As it happens, I had my lens prescription (courtesy of my ophthalmologist), but it was minus two important numbers: the PD (pupillary distance) figures, which are essential to making the correct lenses. I've learned that eye doctors routinely leave these numbers off the prescription so that the optometrist (hopefully the one with which he/she is affiliated) has a reason to give you another eye exam (price not included with the specs) when you go to buy your insanely overpriced glasses. As for the frame size, all the Web sites said there is usually a tiny set of numbers on one of the arms of the frame that constitutes the size. After careful scrutiny (bright light, magnifying glass), I realized that no such numbers were on my distance glasses. I don’t know if they’re on my reading glasses, because I couldn’t see the numbers without wearing my reading glasses!

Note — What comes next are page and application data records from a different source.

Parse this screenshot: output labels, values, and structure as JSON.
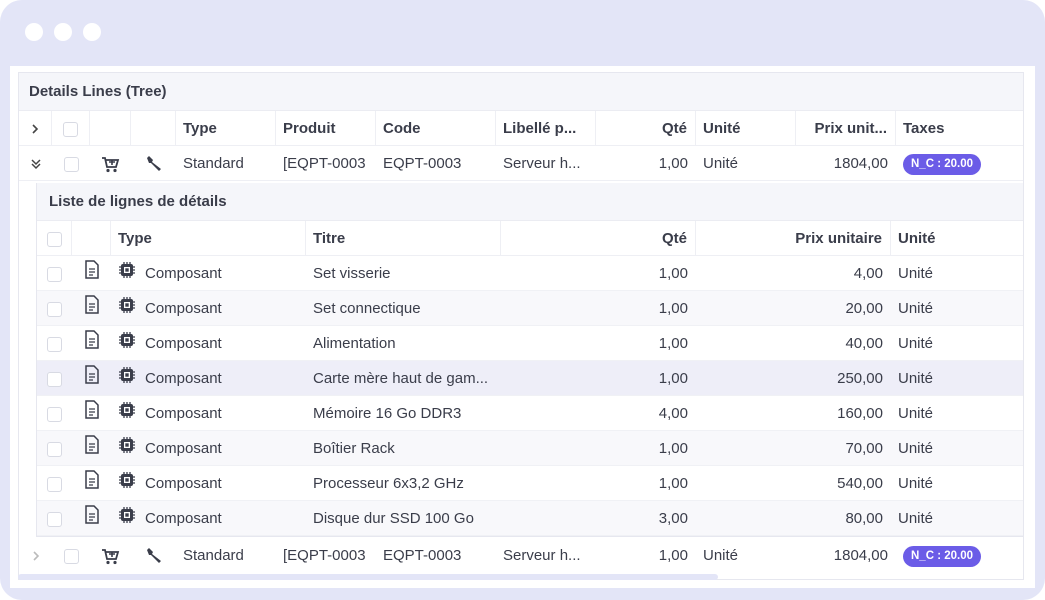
{
  "tree": {
    "title": "Details Lines (Tree)",
    "columns": {
      "type": "Type",
      "produit": "Produit",
      "code": "Code",
      "libelle": "Libellé p...",
      "qte": "Qté",
      "unite": "Unité",
      "prix": "Prix unit...",
      "taxes": "Taxes"
    },
    "rows": [
      {
        "type": "Standard",
        "produit": "[EQPT-0003",
        "code": "EQPT-0003",
        "libelle": "Serveur h...",
        "qte": "1,00",
        "unite": "Unité",
        "prix": "1804,00",
        "taxe": "N_C : 20.00",
        "expanded": true
      },
      {
        "type": "Standard",
        "produit": "[EQPT-0003",
        "code": "EQPT-0003",
        "libelle": "Serveur h...",
        "qte": "1,00",
        "unite": "Unité",
        "prix": "1804,00",
        "taxe": "N_C : 20.00",
        "expanded": false
      }
    ]
  },
  "sublist": {
    "title": "Liste de lignes de détails",
    "columns": {
      "type": "Type",
      "titre": "Titre",
      "qte": "Qté",
      "prix": "Prix unitaire",
      "unite": "Unité"
    },
    "items": [
      {
        "type": "Composant",
        "titre": "Set visserie",
        "qte": "1,00",
        "prix": "4,00",
        "unite": "Unité"
      },
      {
        "type": "Composant",
        "titre": "Set connectique",
        "qte": "1,00",
        "prix": "20,00",
        "unite": "Unité"
      },
      {
        "type": "Composant",
        "titre": "Alimentation",
        "qte": "1,00",
        "prix": "40,00",
        "unite": "Unité"
      },
      {
        "type": "Composant",
        "titre": "Carte mère haut de gam...",
        "qte": "1,00",
        "prix": "250,00",
        "unite": "Unité"
      },
      {
        "type": "Composant",
        "titre": "Mémoire 16 Go DDR3",
        "qte": "4,00",
        "prix": "160,00",
        "unite": "Unité"
      },
      {
        "type": "Composant",
        "titre": "Boîtier Rack",
        "qte": "1,00",
        "prix": "70,00",
        "unite": "Unité"
      },
      {
        "type": "Composant",
        "titre": "Processeur 6x3,2 GHz",
        "qte": "1,00",
        "prix": "540,00",
        "unite": "Unité"
      },
      {
        "type": "Composant",
        "titre": "Disque dur SSD 100 Go",
        "qte": "3,00",
        "prix": "80,00",
        "unite": "Unité"
      }
    ]
  },
  "colors": {
    "accent": "#6b5ce7",
    "frame": "#e3e5f7",
    "icon": "#3a3d4a"
  }
}
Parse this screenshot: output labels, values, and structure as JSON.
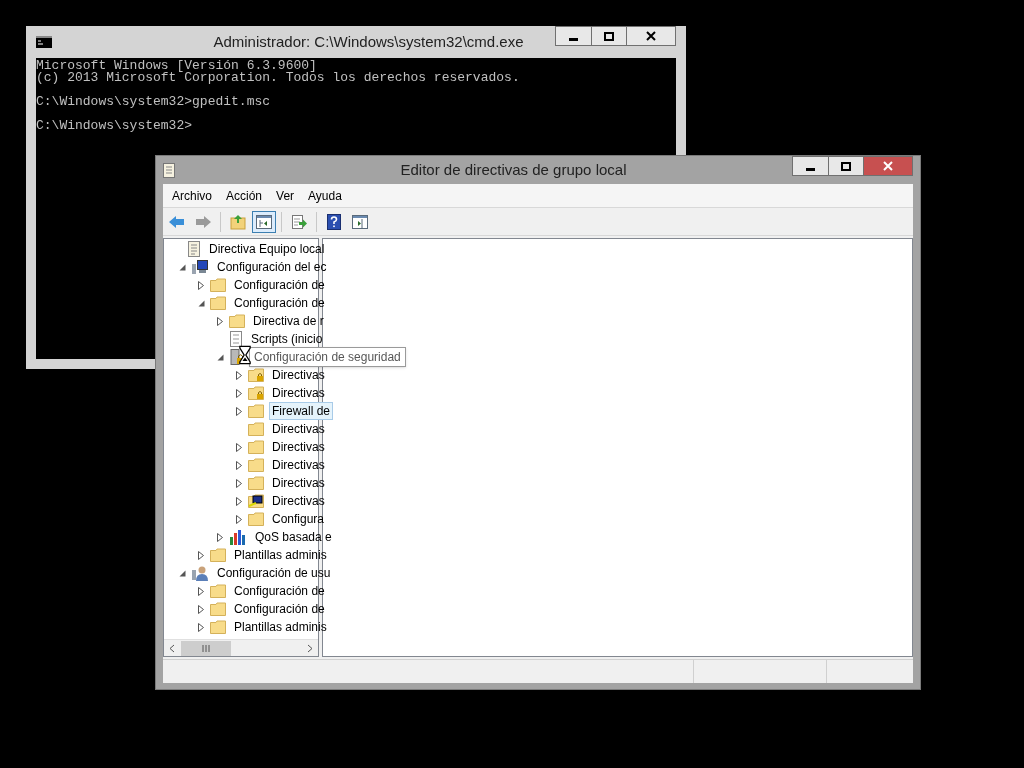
{
  "console_window": {
    "title": "Administrador: C:\\Windows\\system32\\cmd.exe",
    "active": false,
    "blocks": [
      [
        "Microsoft Windows [Versión 6.3.9600]",
        "(c) 2013 Microsoft Corporation. Todos los derechos reservados."
      ],
      [
        "C:\\Windows\\system32>gpedit.msc"
      ],
      [
        "C:\\Windows\\system32>"
      ]
    ]
  },
  "editor_window": {
    "title": "Editor de directivas de grupo local",
    "active": true,
    "menu": [
      "Archivo",
      "Acción",
      "Ver",
      "Ayuda"
    ],
    "toolbar": [
      {
        "kind": "back",
        "disabled": false,
        "pressed": false
      },
      {
        "kind": "forward",
        "disabled": true,
        "pressed": false
      },
      {
        "kind": "separator"
      },
      {
        "kind": "up",
        "disabled": false,
        "pressed": false
      },
      {
        "kind": "tree",
        "disabled": false,
        "pressed": true
      },
      {
        "kind": "separator"
      },
      {
        "kind": "export",
        "disabled": false,
        "pressed": false
      },
      {
        "kind": "separator"
      },
      {
        "kind": "help",
        "disabled": false,
        "pressed": false
      },
      {
        "kind": "pane",
        "disabled": false,
        "pressed": false
      }
    ],
    "tree": [
      {
        "label": "Directiva Equipo local",
        "kind": "document",
        "selected": false,
        "children": [
          {
            "label": "Configuración del ec",
            "kind": "computer",
            "expanded": true,
            "selected": false,
            "children": [
              {
                "label": "Configuración de",
                "kind": "folder",
                "expanded": false,
                "selected": false
              },
              {
                "label": "Configuración de",
                "kind": "folder",
                "expanded": true,
                "selected": false,
                "children": [
                  {
                    "label": "Directiva de r",
                    "kind": "folder",
                    "expanded": false,
                    "selected": false
                  },
                  {
                    "label": "Scripts (inicio",
                    "kind": "script",
                    "selected": false
                  },
                  {
                    "tooltip": "Configuración de seguridad",
                    "kind": "security",
                    "expanded": true,
                    "selected": false,
                    "children": [
                      {
                        "label": "Directivas",
                        "kind": "lock-folder",
                        "expanded": false,
                        "selected": false
                      },
                      {
                        "label": "Directivas",
                        "kind": "lock-folder",
                        "expanded": false,
                        "selected": false
                      },
                      {
                        "label": "Firewall de",
                        "kind": "folder",
                        "expanded": false,
                        "selected": true
                      },
                      {
                        "label": "Directivas",
                        "kind": "folder",
                        "selected": false
                      },
                      {
                        "label": "Directivas",
                        "kind": "folder",
                        "expanded": false,
                        "selected": false
                      },
                      {
                        "label": "Directivas",
                        "kind": "folder",
                        "expanded": false,
                        "selected": false
                      },
                      {
                        "label": "Directivas",
                        "kind": "folder",
                        "expanded": false,
                        "selected": false
                      },
                      {
                        "label": "Directivas",
                        "kind": "network",
                        "expanded": false,
                        "selected": false
                      },
                      {
                        "label": "Configura",
                        "kind": "folder",
                        "expanded": false,
                        "selected": false
                      }
                    ]
                  },
                  {
                    "label": "QoS basada e",
                    "kind": "chart",
                    "expanded": false,
                    "selected": false
                  }
                ]
              },
              {
                "label": "Plantillas adminis",
                "kind": "folder",
                "expanded": false,
                "selected": false
              }
            ]
          },
          {
            "label": "Configuración de usu",
            "kind": "user",
            "expanded": true,
            "selected": false,
            "children": [
              {
                "label": "Configuración de",
                "kind": "folder",
                "expanded": false,
                "selected": false
              },
              {
                "label": "Configuración de",
                "kind": "folder",
                "expanded": false,
                "selected": false
              },
              {
                "label": "Plantillas adminis",
                "kind": "folder",
                "expanded": false,
                "selected": false
              }
            ]
          }
        ]
      }
    ]
  }
}
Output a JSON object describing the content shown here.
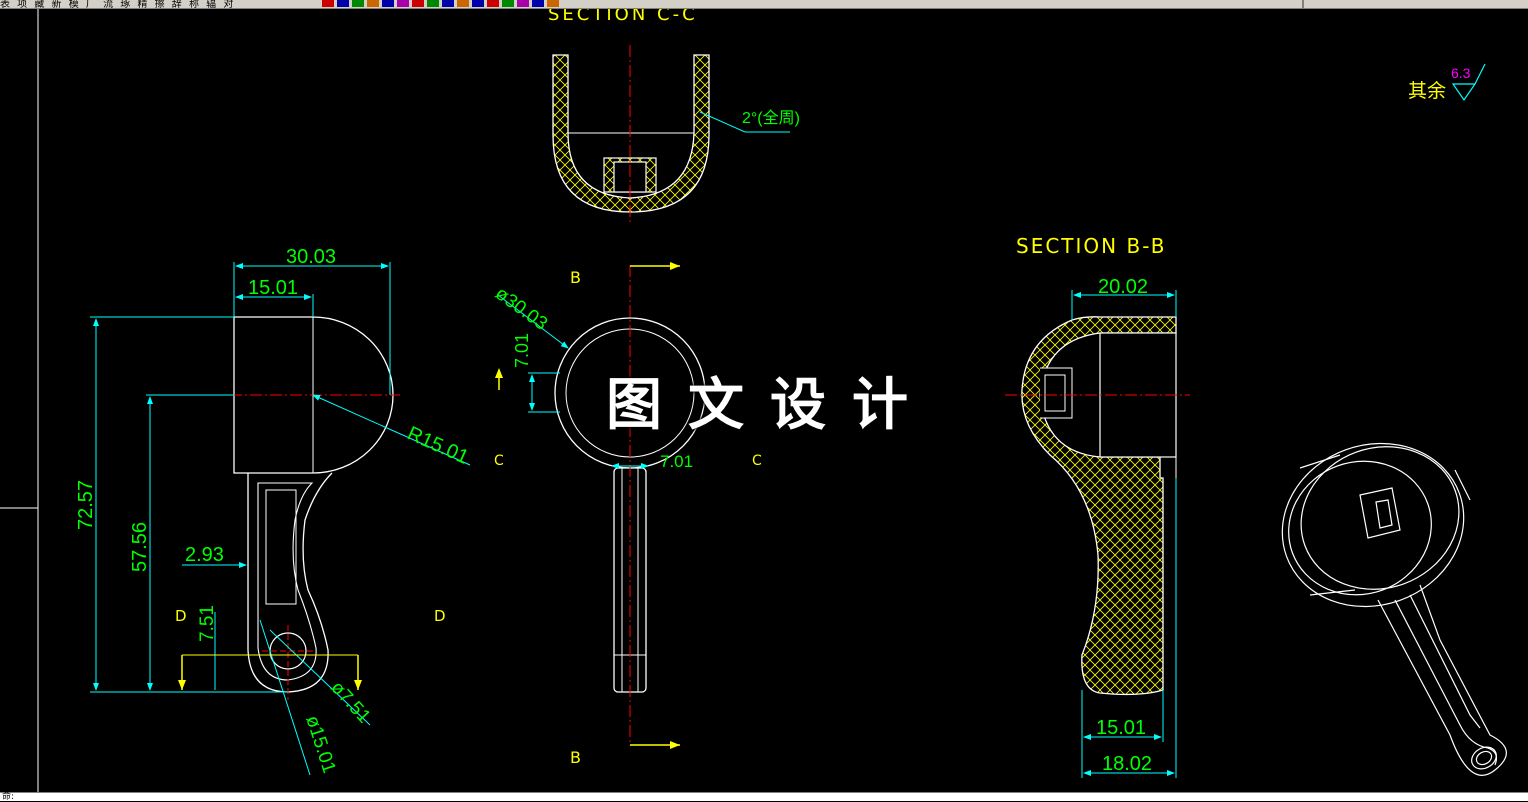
{
  "window": {
    "menu_text": "表 项 藏 新 模 厂 流 琢 精 擦 辞 称 辐 对",
    "status_text": "命:"
  },
  "colors": {
    "background": "#000000",
    "outline": "#ffffff",
    "dimension": "#00ffff",
    "dimension_text": "#00ff00",
    "hatch": "#ffff00",
    "centerline": "#ff0000",
    "section_label": "#ffff00",
    "surface_sym": "#ff00ff"
  },
  "drawing": {
    "section_cc_title": "SECTION C-C",
    "section_bb_title": "SECTION B-B",
    "roughness_note": "其余",
    "roughness_value": "6.3",
    "draft_note": "2°(全周)",
    "labels": {
      "b_top": "B",
      "b_bottom": "B",
      "c_left": "C",
      "c_right": "C",
      "d_left": "D",
      "d_right": "D"
    },
    "dims": {
      "width_30": "30.03",
      "width_15": "15.01",
      "height_72": "72.57",
      "height_57": "57.56",
      "wall_2": "2.93",
      "radius": "R15.01",
      "hole_7": "7.51",
      "dia_7": "ø7.51",
      "dia_15": "ø15.01",
      "dia_30": "ø30.03",
      "front_7": "7.01",
      "front_bottom": "7.01",
      "bb_20": "20.02",
      "bb_15": "15.01",
      "bb_18": "18.02"
    }
  },
  "watermark": "图文设计"
}
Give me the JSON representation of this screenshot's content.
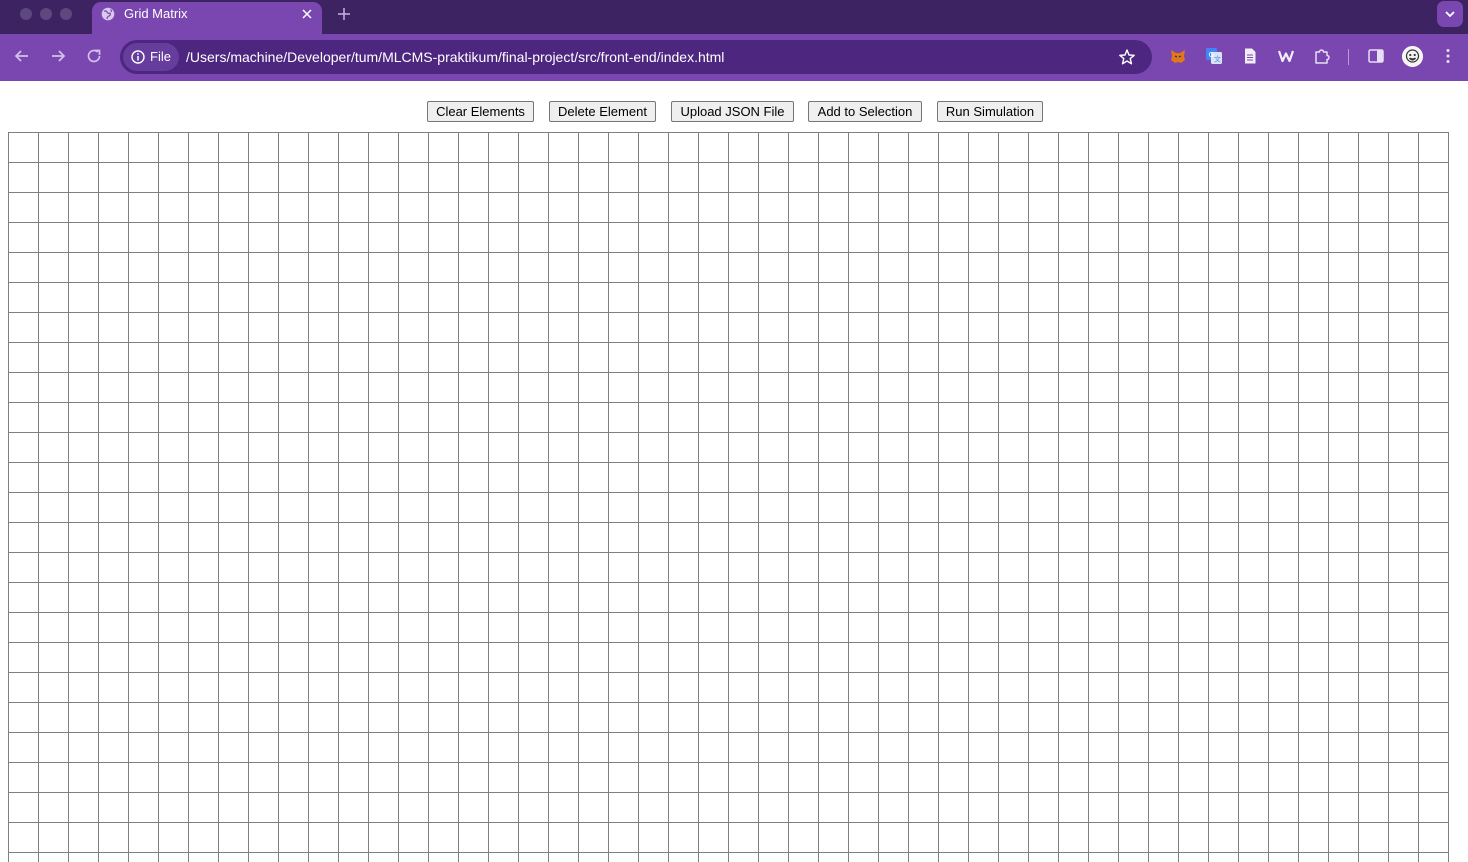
{
  "browser": {
    "tab": {
      "title": "Grid Matrix"
    },
    "omnibox": {
      "security_chip": "File",
      "url": "/Users/machine/Developer/tum/MLCMS-praktikum/final-project/src/front-end/index.html"
    },
    "colors": {
      "tabstrip": "#3e2363",
      "toolbar": "#7a47b0",
      "omnibox": "#4d2680"
    }
  },
  "page": {
    "buttons": {
      "clear": "Clear Elements",
      "delete": "Delete Element",
      "upload": "Upload JSON File",
      "add_selection": "Add to Selection",
      "run": "Run Simulation"
    },
    "grid": {
      "line_color": "#808080"
    }
  }
}
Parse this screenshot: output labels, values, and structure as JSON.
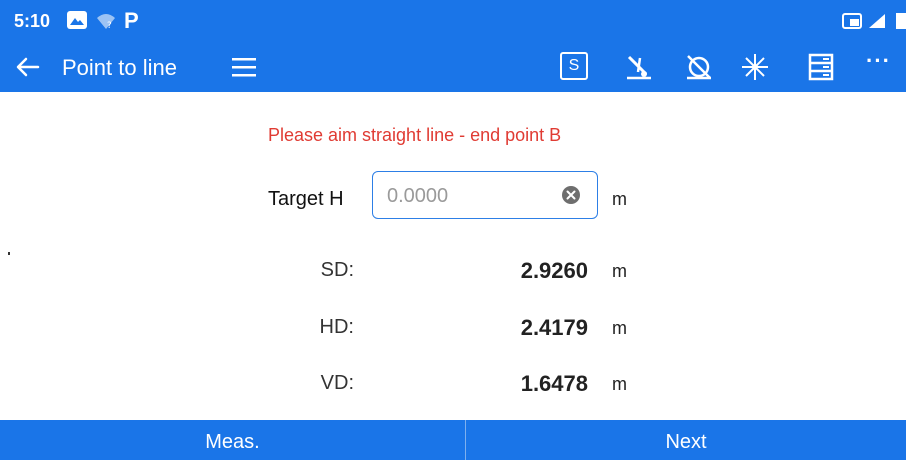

All the sites said that if you ask your eye doctor for the PD numbers, they’re probably part of your prescription record and the doc should give it to you. My doctor, who’s a sweetheart, was willing to give me the PD number, but didn’t have it, because he doesn’t include it in his exam; he leaves that calculation to the optometrist (anyone, but preferably the one who shares his office…). However, he said that if I went to see her, she would give me the PD numbers at no charge.
Great! But my doctor’s office (the office of the best eye doctor available to me through my HMO-managed Medicare plan) is quite far from me, and I have mobility issues that make using public transportation a drag and financial issues that make taking taxis (my normal mode of transportation for decades) severely prohibitive.
So I called my old, neighborhood independent optician, the store I wanted to use in the first place, and asked what he would charge to give me a PD reading. $15 he said, and I said okay. When I got there, it occurred to me to ask how much it would cost to just get new lenses for my old frames, which I like and are in good condition. It turned out that with all extras included (like anti-glare coating…), he charged me $123 for the first pair, $103 for the second pair, threw in the PD determination for free, and gave me the PD numbers for my future reference. When I go to pick up my glasses, I’ll ask him to give me my frame size. He was very nice. We chatted at length about how the chains are a rip-off and everybody thinks they’ll be cheaper than the independents, but more often than not, they’re not. We also talked about how Internet retailing is changing many industries, including his, and he’s mindful that the bricks-and-mortar outlets are going to have to change with the changing times.
So, this week, I’ll get to pick up my new-old glasses. I had to use what had been my distance frames for the reading glasses and vice versa so I’d be able to see during the waiting period. But in the final analysis, I’ll once again be able to see well and my $250 stimulus gift will cover it all.
For your reference, there’s a wonderful Web site called Glassyeyes, which reviews and rates the online glasses sites. Next year, when I go for my eye check-up, I’ll be sure to get the new PD numbers with my new prescription (should I need one) and will give one of the online retailers a try (and won’t have to depend on another stimulus payment to keep the world in proper view). And considering that it was recently announced that there will be no Social Security cost-of-living adjustment in 2010 and 2011, but there will be an increase in the monthly Medicare deduction in both years, I’ll be getting smaller checks in an increasingly inflated economy, making it all the more essential that I find bargains for my glasses.